EXERCISE MATERIALS START
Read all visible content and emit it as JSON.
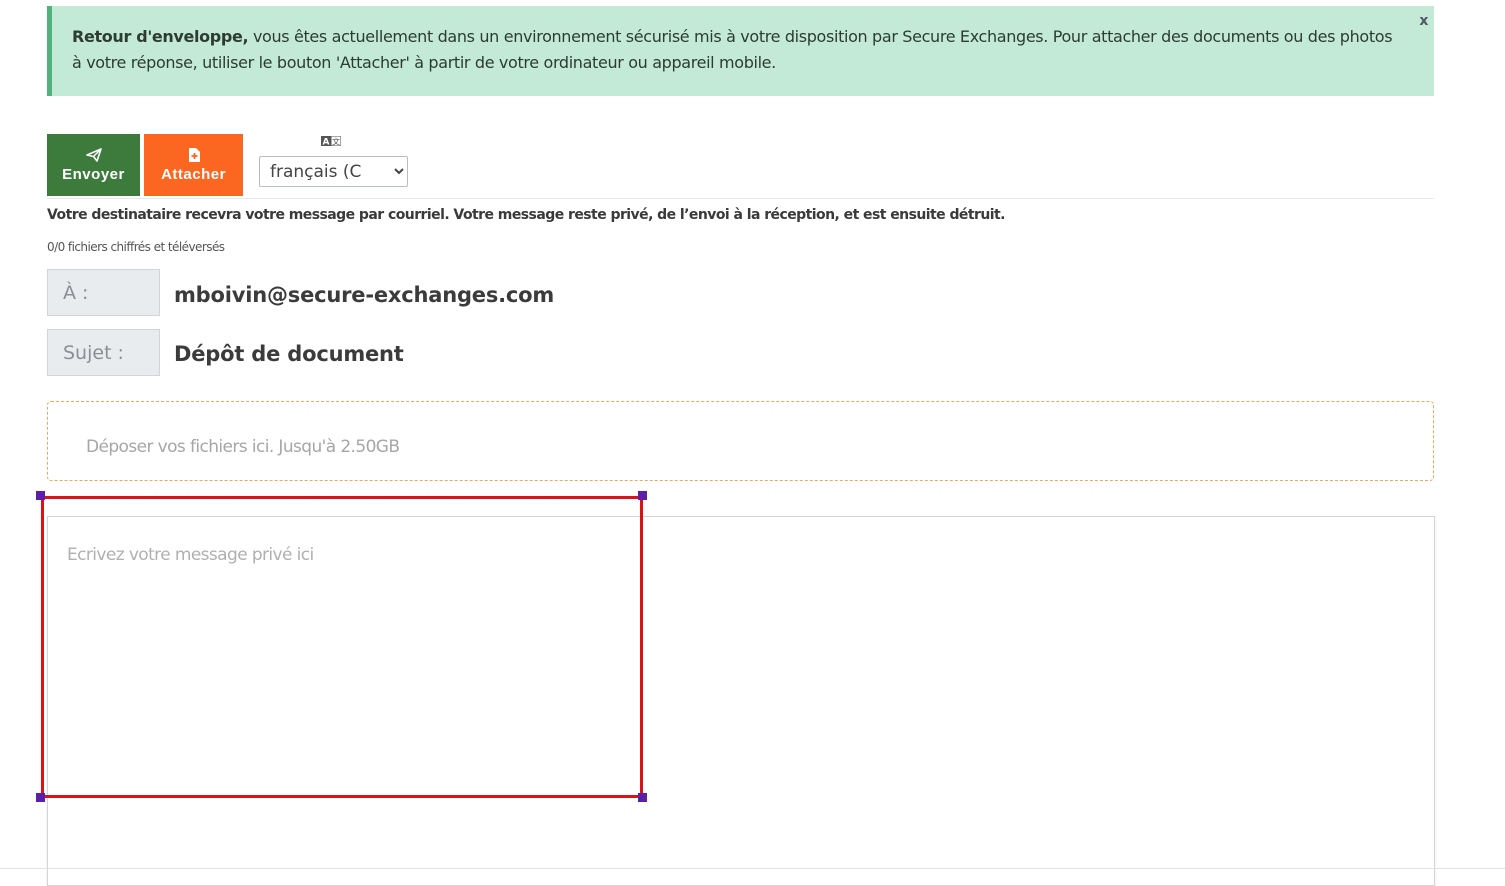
{
  "alert": {
    "bold": "Retour d'enveloppe,",
    "text": " vous êtes actuellement dans un environnement sécurisé mis à votre disposition par Secure Exchanges. Pour attacher des documents ou des photos à votre réponse, utiliser le bouton 'Attacher' à partir de votre ordinateur ou appareil mobile.",
    "close": "x",
    "colors": {
      "background": "#c3ead6",
      "border": "#52b27e"
    }
  },
  "toolbar": {
    "send_label": "Envoyer",
    "send_icon": "paper-plane-icon",
    "attach_label": "Attacher",
    "attach_icon": "file-plus-icon",
    "language_icon": "translate-icon",
    "language_selected": "français (C",
    "colors": {
      "send": "#3d7b3c",
      "attach": "#fb6620"
    }
  },
  "notice": "Votre destinataire recevra votre message par courriel. Votre message reste privé, de l’envoi à la réception, et est ensuite détruit.",
  "counter": "0/0 fichiers chiffrés et téléversés",
  "fields": {
    "to_label": "À :",
    "to_value": "mboivin@secure-exchanges.com",
    "subject_label": "Sujet :",
    "subject_value": "Dépôt de document"
  },
  "dropzone": {
    "text": "Déposer vos fichiers ici. Jusqu'à 2.50GB"
  },
  "editor": {
    "placeholder": "Ecrivez votre message privé ici"
  }
}
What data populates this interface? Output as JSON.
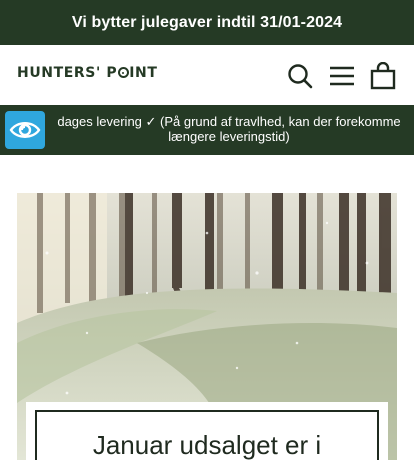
{
  "announcement": {
    "text": "Vi bytter julegaver indtil 31/01-2024"
  },
  "header": {
    "logo_part1": "HUNTERS' P",
    "logo_part2": "INT",
    "icons": [
      "search-icon",
      "hamburger-menu-icon",
      "shopping-bag-icon"
    ]
  },
  "shipping": {
    "line1": "dages levering ✓ (På grund af travlhed, kan der forekomme",
    "line2": "længere leveringstid)",
    "badge_color": "#2fa7de"
  },
  "hero": {
    "title": "Januar udsalget er i"
  },
  "colors": {
    "brand_green": "#253a25",
    "text_dark": "#1f2a1f",
    "background": "#ffffff"
  }
}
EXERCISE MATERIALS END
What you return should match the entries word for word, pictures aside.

PROBLEM SOLUTION:
Read all visible content and emit it as JSON.
{
  "alert": {
    "bold": "Retour d'enveloppe,",
    "text": " vous êtes actuellement dans un environnement sécurisé mis à votre disposition par Secure Exchanges. Pour attacher des documents ou des photos à votre réponse, utiliser le bouton 'Attacher' à partir de votre ordinateur ou appareil mobile.",
    "close": "x",
    "colors": {
      "background": "#c3ead6",
      "border": "#52b27e"
    }
  },
  "toolbar": {
    "send_label": "Envoyer",
    "send_icon": "paper-plane-icon",
    "attach_label": "Attacher",
    "attach_icon": "file-plus-icon",
    "language_icon": "translate-icon",
    "language_selected": "français (C",
    "colors": {
      "send": "#3d7b3c",
      "attach": "#fb6620"
    }
  },
  "notice": "Votre destinataire recevra votre message par courriel. Votre message reste privé, de l’envoi à la réception, et est ensuite détruit.",
  "counter": "0/0 fichiers chiffrés et téléversés",
  "fields": {
    "to_label": "À :",
    "to_value": "mboivin@secure-exchanges.com",
    "subject_label": "Sujet :",
    "subject_value": "Dépôt de document"
  },
  "dropzone": {
    "text": "Déposer vos fichiers ici. Jusqu'à 2.50GB"
  },
  "editor": {
    "placeholder": "Ecrivez votre message privé ici"
  }
}
What data populates this interface? Output as JSON.
{
  "announcement": {
    "text": "Vi bytter julegaver indtil 31/01-2024"
  },
  "header": {
    "logo_part1": "HUNTERS' P",
    "logo_part2": "INT",
    "icons": [
      "search-icon",
      "hamburger-menu-icon",
      "shopping-bag-icon"
    ]
  },
  "shipping": {
    "line1": "dages levering ✓ (På grund af travlhed, kan der forekomme",
    "line2": "længere leveringstid)",
    "badge_color": "#2fa7de"
  },
  "hero": {
    "title": "Januar udsalget er i"
  },
  "colors": {
    "brand_green": "#253a25",
    "text_dark": "#1f2a1f",
    "background": "#ffffff"
  }
}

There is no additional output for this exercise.